This extra argument only makes sense when `factor_cyclo1`
is used stand-alone, not as a *factorfunc* for `fullfactor`.
If *flag* equals 1, then `factor_cyclo1`
returns a 4-column factorisation matrix *F*,
where the first two columns form the usual factorisation matrix.
The third and fourth columns are such that `F[i,1]`
divides `polcyclo(F[i,4],F[i,3])`.
If no such cyclotomic factor can be found,
then `F[i,3]` and `F[i,4]` will both be zero.

split_factor_gcd(*x*,*v*)
is the implementation for the `factor_gcd` *factorfunc*.
The function `split_factor_gcd` returns a two-element vector [*F*,*c*],
where *c* is the maximal divisor of *x*
which is coprime to all elements of *v*.
Then *F* is a partial factorisation of *x*/*c*,
obtained by taking gcd's between *x* and elements of *v*.

split_factor_cyclo(*x*,*b*,*e*)
is the most low-level function for cyclotomic factoring,
called by both `factor_cyclo1`
and `partial_factor_pn_1`.
Similarly to `split_factor_gcd`,
it returns a vector [*F*,*c*].
In this case, *c* is the maximal divisor of *x*
which is coprime to *b*^{e} - 1.
The matrix *F* is a factorisation matrix of *x*/*c*
obtained by Aurifeuillian factorisation of Φ_{e}(*b*)
and table lookup of the factors of Φ_{e}(*b*).
Note that factors of Φ_{d}(*b*) with *d* dividing *e*
are *not* separated.
Therefore *x* should be a divisor of Φ_{e}(*b*).
Also factors smaller than 500000 are not stored in the tables,
so you should do trial division yourself.

## Download and Installation

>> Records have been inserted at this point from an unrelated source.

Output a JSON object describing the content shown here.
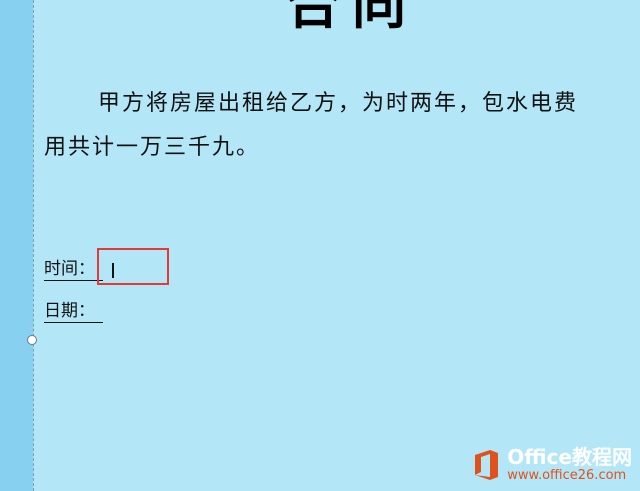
{
  "document": {
    "title": "合同",
    "paragraph": {
      "line1": "甲方将房屋出租给乙方，为时两年，包水电费",
      "line2": "用共计一万三千九。"
    },
    "fields": {
      "time_label": "时间：",
      "date_label": "日期："
    }
  },
  "watermark": {
    "brand": "Office教程网",
    "url": "www.office26.com"
  },
  "colors": {
    "background": "#b3e6f7",
    "margin_band": "#88d0ef",
    "highlight": "#e53935",
    "logo": "#e0521b"
  }
}
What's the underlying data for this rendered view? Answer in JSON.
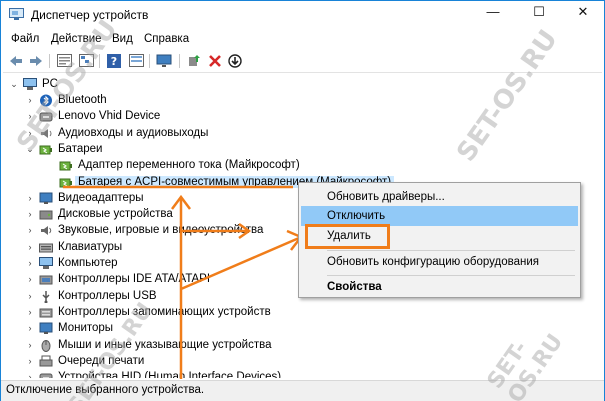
{
  "window": {
    "title": "Диспетчер устройств",
    "controls": {
      "minimize": "—",
      "maximize": "☐",
      "close": "✕"
    }
  },
  "menubar": [
    "Файл",
    "Действие",
    "Вид",
    "Справка"
  ],
  "toolbar": [
    "back-icon",
    "forward-icon",
    "properties-icon",
    "tree-icon",
    "help-icon",
    "list-icon",
    "monitor-icon",
    "update-driver-icon",
    "remove-icon",
    "download-icon"
  ],
  "tree": {
    "root": "PC",
    "nodes": [
      {
        "label": "Bluetooth",
        "icon": "bluetooth-icon"
      },
      {
        "label": "Lenovo Vhid Device",
        "icon": "hid-icon"
      },
      {
        "label": "Аудиовходы и аудиовыходы",
        "icon": "audio-icon"
      },
      {
        "label": "Батареи",
        "icon": "battery-icon",
        "expanded": true
      },
      {
        "label": "Адаптер переменного тока (Майкрософт)",
        "icon": "battery-icon",
        "child": true
      },
      {
        "label": "Батарея с ACPI-совместимым управлением (Майкрософт)",
        "icon": "battery-icon",
        "child": true,
        "selected": true
      },
      {
        "label": "Видеоадаптеры",
        "icon": "display-adapter-icon"
      },
      {
        "label": "Дисковые устройства",
        "icon": "disk-icon"
      },
      {
        "label": "Звуковые, игровые и видеоустройства",
        "icon": "sound-icon"
      },
      {
        "label": "Клавиатуры",
        "icon": "keyboard-icon"
      },
      {
        "label": "Компьютер",
        "icon": "computer-icon"
      },
      {
        "label": "Контроллеры IDE ATA/ATAPI",
        "icon": "ide-icon"
      },
      {
        "label": "Контроллеры USB",
        "icon": "usb-icon"
      },
      {
        "label": "Контроллеры запоминающих устройств",
        "icon": "storage-icon"
      },
      {
        "label": "Мониторы",
        "icon": "monitor-icon"
      },
      {
        "label": "Мыши и иные указывающие устройства",
        "icon": "mouse-icon"
      },
      {
        "label": "Очереди печати",
        "icon": "printer-icon"
      },
      {
        "label": "Устройства HID (Human Interface Devices)",
        "icon": "hid-icon"
      }
    ]
  },
  "context_menu": {
    "items": [
      {
        "label": "Обновить драйверы..."
      },
      {
        "label": "Отключить",
        "hover": true
      },
      {
        "label": "Удалить",
        "highlighted": true
      },
      {
        "label": "Обновить конфигурацию оборудования"
      },
      {
        "label": "Свойства",
        "bold": true
      }
    ]
  },
  "statusbar": {
    "text": "Отключение выбранного устройства."
  },
  "watermark": "SET-OS.RU",
  "colors": {
    "accent": "#1883d7",
    "hover": "#91c9f7",
    "selected": "#cce8ff",
    "annotation": "#f07d1a",
    "green": "#2ea043",
    "red": "#d62828"
  }
}
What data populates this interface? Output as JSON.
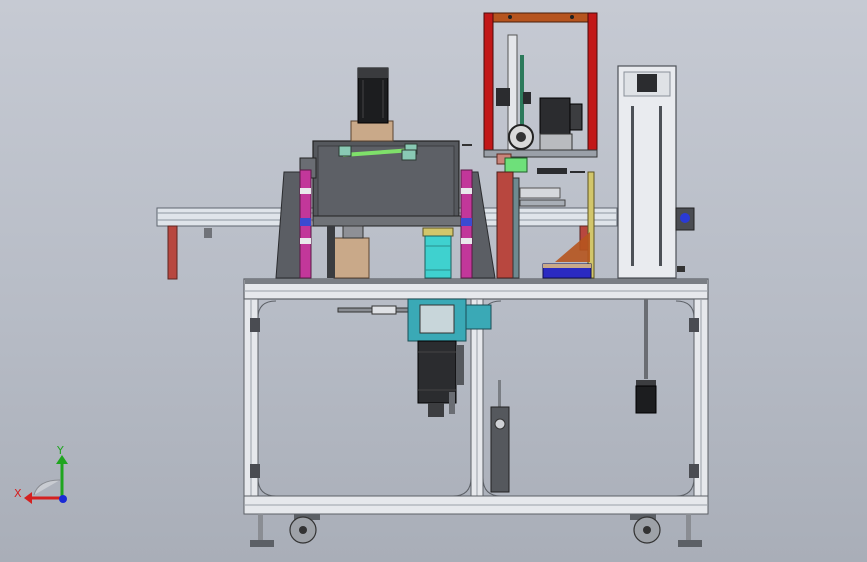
{
  "triad": {
    "x_label": "X",
    "y_label": "Y",
    "x_color": "#d42020",
    "y_color": "#1fa51f",
    "z_color": "#1a2ad6"
  },
  "palette": {
    "frame": "#e6e8ec",
    "frame_edge": "#5c6066",
    "housing": "#56595e",
    "red_frame": "#c21818",
    "magenta": "#c2379a",
    "cyan": "#3fd1cf",
    "green_rod": "#7fe06a",
    "tan": "#c9a989",
    "dark": "#2b2c2f"
  }
}
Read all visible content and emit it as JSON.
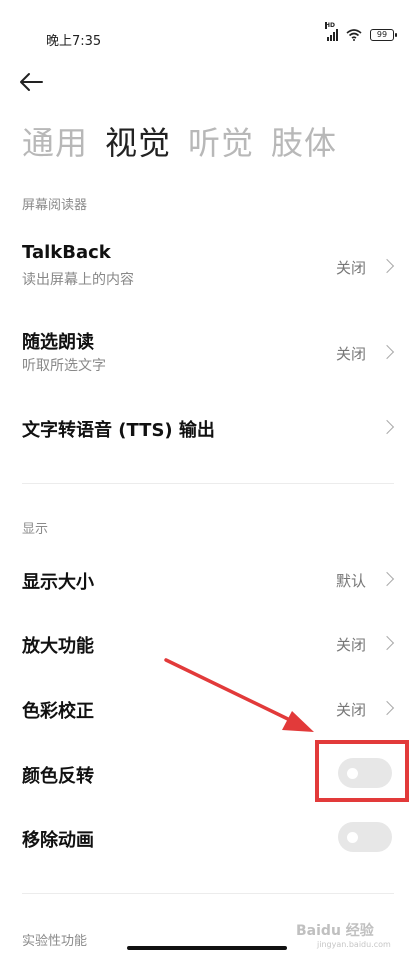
{
  "status_bar": {
    "time": "晚上7:35",
    "network_badge": "HD",
    "battery": "99",
    "icons": [
      "signal-icon",
      "wifi-icon",
      "battery-icon"
    ]
  },
  "header": {
    "back_icon": "arrow-left-icon",
    "tabs": [
      {
        "label": "通用",
        "active": false
      },
      {
        "label": "视觉",
        "active": true
      },
      {
        "label": "听觉",
        "active": false
      },
      {
        "label": "肢体",
        "active": false
      }
    ]
  },
  "sections": {
    "screen_reader": {
      "header": "屏幕阅读器",
      "items": [
        {
          "title": "TalkBack",
          "subtitle": "读出屏幕上的内容",
          "value": "关闭"
        },
        {
          "title": "随选朗读",
          "subtitle": "听取所选文字",
          "value": "关闭"
        },
        {
          "title": "文字转语音 (TTS) 输出",
          "subtitle": "",
          "value": ""
        }
      ]
    },
    "display": {
      "header": "显示",
      "items": [
        {
          "title": "显示大小",
          "value": "默认"
        },
        {
          "title": "放大功能",
          "value": "关闭"
        },
        {
          "title": "色彩校正",
          "value": "关闭"
        },
        {
          "title": "颜色反转",
          "toggle_on": false
        },
        {
          "title": "移除动画",
          "toggle_on": false
        }
      ]
    },
    "experimental": {
      "header": "实验性功能"
    }
  },
  "watermark": {
    "text": "Baidu 经验",
    "sub": "jingyan.baidu.com"
  },
  "colors": {
    "annotation_red": "#e23a3a",
    "toggle_off": "#e7e7e7",
    "inactive_tab": "#b8b8b8"
  }
}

There are two tarballs to be downloaded:

- fullfactor.tgz (2012-01-26): the relevant GP scripts.
Put these files somewhere in GP's
`default(path)`. - fullfactor-data.tgz (always updated):
data files containing factors of
`polcyclo(e,b)`. Extract these files either in GP's`default(datadir)`or`default(path)`(be sure to keep the`data/fullfactor`directory structure).

To load the package in your GP session, you just need to type `\r fullfactor.gp`.
When you do this, the location of the data files
will be automatically determined.
A warning will be given if they can't be found.
This location is stored in the variable `fullfactor_datadir`,
which you can set yourself if necessary.
If you don't want to use the data, you can set `fullfactor_datadir=""`.
This way, only algebraic (cyclotomic and Aurifeuillian) factorisations will be found
by `factor_cyclo` and related functions.

Happy fullfactoring!